• **Assignment**
Starting at the line that contains "Serialize everything readable", return every line through the end of the entries below, exactly and with nothing else.

• • • • •

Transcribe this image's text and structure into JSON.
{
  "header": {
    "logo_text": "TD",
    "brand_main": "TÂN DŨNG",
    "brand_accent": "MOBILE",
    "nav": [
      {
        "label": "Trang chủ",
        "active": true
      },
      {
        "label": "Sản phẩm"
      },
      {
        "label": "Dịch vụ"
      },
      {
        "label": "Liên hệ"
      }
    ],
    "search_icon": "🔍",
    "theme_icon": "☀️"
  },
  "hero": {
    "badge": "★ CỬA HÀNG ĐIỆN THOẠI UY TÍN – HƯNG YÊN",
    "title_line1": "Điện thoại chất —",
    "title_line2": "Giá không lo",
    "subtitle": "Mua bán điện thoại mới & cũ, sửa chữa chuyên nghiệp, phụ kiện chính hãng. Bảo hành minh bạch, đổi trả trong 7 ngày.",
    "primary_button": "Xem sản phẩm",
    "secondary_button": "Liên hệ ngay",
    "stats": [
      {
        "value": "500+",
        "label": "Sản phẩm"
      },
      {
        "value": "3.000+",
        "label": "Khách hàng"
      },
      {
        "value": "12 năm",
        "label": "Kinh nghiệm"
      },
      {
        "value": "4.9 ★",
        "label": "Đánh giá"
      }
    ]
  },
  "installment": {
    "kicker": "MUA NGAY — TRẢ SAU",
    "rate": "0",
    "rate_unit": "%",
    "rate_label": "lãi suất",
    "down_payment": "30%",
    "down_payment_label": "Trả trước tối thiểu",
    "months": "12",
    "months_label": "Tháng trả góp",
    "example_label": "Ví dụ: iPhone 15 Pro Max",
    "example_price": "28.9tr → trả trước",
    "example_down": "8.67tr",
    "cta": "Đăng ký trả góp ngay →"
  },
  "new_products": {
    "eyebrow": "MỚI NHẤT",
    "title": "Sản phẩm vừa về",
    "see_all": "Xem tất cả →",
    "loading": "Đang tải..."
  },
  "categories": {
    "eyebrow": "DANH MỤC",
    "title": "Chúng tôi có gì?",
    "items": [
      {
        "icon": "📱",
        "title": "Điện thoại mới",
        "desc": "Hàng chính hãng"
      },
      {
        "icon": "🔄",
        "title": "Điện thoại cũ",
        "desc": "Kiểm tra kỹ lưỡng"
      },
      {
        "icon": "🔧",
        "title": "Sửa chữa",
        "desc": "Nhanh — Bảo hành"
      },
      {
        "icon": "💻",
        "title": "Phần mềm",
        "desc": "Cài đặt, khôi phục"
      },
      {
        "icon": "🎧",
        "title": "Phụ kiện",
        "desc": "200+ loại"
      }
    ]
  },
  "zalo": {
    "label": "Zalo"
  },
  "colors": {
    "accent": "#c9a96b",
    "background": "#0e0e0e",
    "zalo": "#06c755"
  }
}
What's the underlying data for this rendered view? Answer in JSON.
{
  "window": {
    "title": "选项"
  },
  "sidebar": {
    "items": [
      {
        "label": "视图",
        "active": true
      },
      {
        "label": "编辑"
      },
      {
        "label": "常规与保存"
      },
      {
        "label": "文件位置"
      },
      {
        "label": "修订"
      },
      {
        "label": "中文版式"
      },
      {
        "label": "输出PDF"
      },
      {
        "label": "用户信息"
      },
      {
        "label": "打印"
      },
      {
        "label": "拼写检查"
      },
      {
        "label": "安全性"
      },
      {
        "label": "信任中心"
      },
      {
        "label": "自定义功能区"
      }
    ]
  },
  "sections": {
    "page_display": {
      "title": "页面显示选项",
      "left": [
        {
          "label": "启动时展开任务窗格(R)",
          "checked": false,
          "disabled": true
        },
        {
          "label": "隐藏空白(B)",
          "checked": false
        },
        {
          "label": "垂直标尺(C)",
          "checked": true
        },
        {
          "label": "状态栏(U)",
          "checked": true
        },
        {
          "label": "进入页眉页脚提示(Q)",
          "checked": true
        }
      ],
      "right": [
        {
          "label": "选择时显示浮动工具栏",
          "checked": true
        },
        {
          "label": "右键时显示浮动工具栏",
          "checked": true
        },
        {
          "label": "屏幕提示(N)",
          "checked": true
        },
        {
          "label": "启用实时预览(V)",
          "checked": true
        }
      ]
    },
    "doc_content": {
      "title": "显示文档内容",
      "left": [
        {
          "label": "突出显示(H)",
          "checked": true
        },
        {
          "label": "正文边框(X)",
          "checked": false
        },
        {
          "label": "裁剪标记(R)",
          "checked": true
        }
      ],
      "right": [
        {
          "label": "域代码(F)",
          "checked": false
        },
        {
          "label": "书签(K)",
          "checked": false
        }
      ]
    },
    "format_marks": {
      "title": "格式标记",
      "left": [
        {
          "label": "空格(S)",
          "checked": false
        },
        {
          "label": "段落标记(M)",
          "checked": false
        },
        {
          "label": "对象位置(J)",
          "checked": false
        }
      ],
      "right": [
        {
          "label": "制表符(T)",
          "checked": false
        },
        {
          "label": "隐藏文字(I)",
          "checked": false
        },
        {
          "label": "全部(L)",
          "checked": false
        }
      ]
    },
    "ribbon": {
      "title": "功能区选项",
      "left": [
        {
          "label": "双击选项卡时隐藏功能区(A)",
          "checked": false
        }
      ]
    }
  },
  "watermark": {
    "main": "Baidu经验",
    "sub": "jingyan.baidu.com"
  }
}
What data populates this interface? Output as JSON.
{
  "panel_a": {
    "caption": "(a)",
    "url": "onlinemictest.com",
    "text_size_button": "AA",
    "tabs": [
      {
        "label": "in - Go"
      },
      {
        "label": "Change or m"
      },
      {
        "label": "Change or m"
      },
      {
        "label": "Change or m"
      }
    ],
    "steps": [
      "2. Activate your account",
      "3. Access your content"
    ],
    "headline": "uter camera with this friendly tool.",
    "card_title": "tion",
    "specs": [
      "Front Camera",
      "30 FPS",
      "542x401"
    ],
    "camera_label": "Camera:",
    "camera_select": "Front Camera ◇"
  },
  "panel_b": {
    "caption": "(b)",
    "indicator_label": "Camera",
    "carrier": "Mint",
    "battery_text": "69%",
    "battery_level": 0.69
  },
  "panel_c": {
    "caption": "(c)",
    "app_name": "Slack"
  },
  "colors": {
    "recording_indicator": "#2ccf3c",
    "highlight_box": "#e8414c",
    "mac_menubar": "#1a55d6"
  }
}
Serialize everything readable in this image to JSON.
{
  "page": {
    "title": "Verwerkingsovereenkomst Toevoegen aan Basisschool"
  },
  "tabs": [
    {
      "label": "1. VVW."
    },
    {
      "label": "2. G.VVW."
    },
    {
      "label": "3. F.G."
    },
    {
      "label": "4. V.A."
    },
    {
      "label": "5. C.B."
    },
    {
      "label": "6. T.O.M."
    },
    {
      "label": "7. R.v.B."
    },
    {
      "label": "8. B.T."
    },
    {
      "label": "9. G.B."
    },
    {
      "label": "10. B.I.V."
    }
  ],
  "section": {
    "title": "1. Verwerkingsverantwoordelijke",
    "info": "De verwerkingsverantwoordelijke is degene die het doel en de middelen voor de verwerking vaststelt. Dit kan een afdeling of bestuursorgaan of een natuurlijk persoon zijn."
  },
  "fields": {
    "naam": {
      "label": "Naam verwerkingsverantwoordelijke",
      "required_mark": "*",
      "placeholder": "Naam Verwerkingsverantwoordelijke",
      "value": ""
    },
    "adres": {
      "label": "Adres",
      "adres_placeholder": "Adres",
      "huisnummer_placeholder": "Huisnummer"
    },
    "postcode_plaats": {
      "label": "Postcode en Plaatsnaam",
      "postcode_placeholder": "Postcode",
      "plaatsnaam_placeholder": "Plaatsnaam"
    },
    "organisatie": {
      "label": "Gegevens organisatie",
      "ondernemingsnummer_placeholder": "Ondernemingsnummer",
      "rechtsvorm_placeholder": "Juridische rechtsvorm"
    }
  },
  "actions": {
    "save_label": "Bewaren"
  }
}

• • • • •

• **Response**
Serialize everything readable in this image to JSON.
{
  "page": {
    "title": "Verwerkingsovereenkomst Toevoegen aan Basisschool"
  },
  "tabs": [
    {
      "label": "1. VVW."
    },
    {
      "label": "2. G.VVW."
    },
    {
      "label": "3. F.G."
    },
    {
      "label": "4. V.A."
    },
    {
      "label": "5. C.B."
    },
    {
      "label": "6. T.O.M."
    },
    {
      "label": "7. R.v.B."
    },
    {
      "label": "8. B.T."
    },
    {
      "label": "9. G.B."
    },
    {
      "label": "10. B.I.V."
    }
  ],
  "section": {
    "title": "1. Verwerkingsverantwoordelijke",
    "info": "De verwerkingsverantwoordelijke is degene die het doel en de middelen voor de verwerking vaststelt. Dit kan een afdeling of bestuursorgaan of een natuurlijk persoon zijn."
  },
  "fields": {
    "naam": {
      "label": "Naam verwerkingsverantwoordelijke",
      "required_mark": "*",
      "placeholder": "Naam Verwerkingsverantwoordelijke",
      "value": ""
    },
    "adres": {
      "label": "Adres",
      "adres_placeholder": "Adres",
      "huisnummer_placeholder": "Huisnummer"
    },
    "postcode_plaats": {
      "label": "Postcode en Plaatsnaam",
      "postcode_placeholder": "Postcode",
      "plaatsnaam_placeholder": "Plaatsnaam"
    },
    "organisatie": {
      "label": "Gegevens organisatie",
      "ondernemingsnummer_placeholder": "Ondernemingsnummer",
      "rechtsvorm_placeholder": "Juridische rechtsvorm"
    }
  },
  "actions": {
    "save_label": "Bewaren"
  }
}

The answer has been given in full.